WHAT THE TASK REQUIRES
Please retype every entry below, keeping it exactly the same.

----- DATA LISTING -----

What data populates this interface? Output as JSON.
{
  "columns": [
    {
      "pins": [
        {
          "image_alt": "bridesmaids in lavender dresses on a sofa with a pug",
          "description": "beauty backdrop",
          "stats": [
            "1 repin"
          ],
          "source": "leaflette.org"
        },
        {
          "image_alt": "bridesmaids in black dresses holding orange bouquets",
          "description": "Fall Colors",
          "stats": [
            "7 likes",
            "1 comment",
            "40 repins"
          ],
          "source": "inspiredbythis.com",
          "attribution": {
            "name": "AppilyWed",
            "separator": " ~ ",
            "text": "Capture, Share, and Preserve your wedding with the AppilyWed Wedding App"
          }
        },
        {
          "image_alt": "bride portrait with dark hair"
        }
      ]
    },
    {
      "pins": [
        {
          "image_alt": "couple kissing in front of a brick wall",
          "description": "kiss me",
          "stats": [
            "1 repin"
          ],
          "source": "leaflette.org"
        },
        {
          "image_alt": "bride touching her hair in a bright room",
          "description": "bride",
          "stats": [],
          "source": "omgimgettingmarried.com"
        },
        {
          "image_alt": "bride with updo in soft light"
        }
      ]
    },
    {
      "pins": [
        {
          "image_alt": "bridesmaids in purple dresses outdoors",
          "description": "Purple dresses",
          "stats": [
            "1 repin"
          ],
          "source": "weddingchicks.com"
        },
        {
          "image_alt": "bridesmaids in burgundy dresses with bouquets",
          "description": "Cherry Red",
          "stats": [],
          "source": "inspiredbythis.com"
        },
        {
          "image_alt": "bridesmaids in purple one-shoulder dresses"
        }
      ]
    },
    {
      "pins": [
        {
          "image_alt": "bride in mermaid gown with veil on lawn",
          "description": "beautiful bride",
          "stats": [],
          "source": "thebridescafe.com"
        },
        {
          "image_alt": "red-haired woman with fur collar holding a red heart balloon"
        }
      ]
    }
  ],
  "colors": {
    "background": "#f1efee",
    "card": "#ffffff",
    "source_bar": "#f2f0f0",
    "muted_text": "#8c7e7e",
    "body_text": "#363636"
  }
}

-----

REPLY TO THE EXERCISE
What data populates this interface? Output as JSON.
{
  "columns": [
    {
      "pins": [
        {
          "image_alt": "bridesmaids in lavender dresses on a sofa with a pug",
          "description": "beauty backdrop",
          "stats": [
            "1 repin"
          ],
          "source": "leaflette.org"
        },
        {
          "image_alt": "bridesmaids in black dresses holding orange bouquets",
          "description": "Fall Colors",
          "stats": [
            "7 likes",
            "1 comment",
            "40 repins"
          ],
          "source": "inspiredbythis.com",
          "attribution": {
            "name": "AppilyWed",
            "separator": " ~ ",
            "text": "Capture, Share, and Preserve your wedding with the AppilyWed Wedding App"
          }
        },
        {
          "image_alt": "bride portrait with dark hair"
        }
      ]
    },
    {
      "pins": [
        {
          "image_alt": "couple kissing in front of a brick wall",
          "description": "kiss me",
          "stats": [
            "1 repin"
          ],
          "source": "leaflette.org"
        },
        {
          "image_alt": "bride touching her hair in a bright room",
          "description": "bride",
          "stats": [],
          "source": "omgimgettingmarried.com"
        },
        {
          "image_alt": "bride with updo in soft light"
        }
      ]
    },
    {
      "pins": [
        {
          "image_alt": "bridesmaids in purple dresses outdoors",
          "description": "Purple dresses",
          "stats": [
            "1 repin"
          ],
          "source": "weddingchicks.com"
        },
        {
          "image_alt": "bridesmaids in burgundy dresses with bouquets",
          "description": "Cherry Red",
          "stats": [],
          "source": "inspiredbythis.com"
        },
        {
          "image_alt": "bridesmaids in purple one-shoulder dresses"
        }
      ]
    },
    {
      "pins": [
        {
          "image_alt": "bride in mermaid gown with veil on lawn",
          "description": "beautiful bride",
          "stats": [],
          "source": "thebridescafe.com"
        },
        {
          "image_alt": "red-haired woman with fur collar holding a red heart balloon"
        }
      ]
    }
  ],
  "colors": {
    "background": "#f1efee",
    "card": "#ffffff",
    "source_bar": "#f2f0f0",
    "muted_text": "#8c7e7e",
    "body_text": "#363636"
  }
}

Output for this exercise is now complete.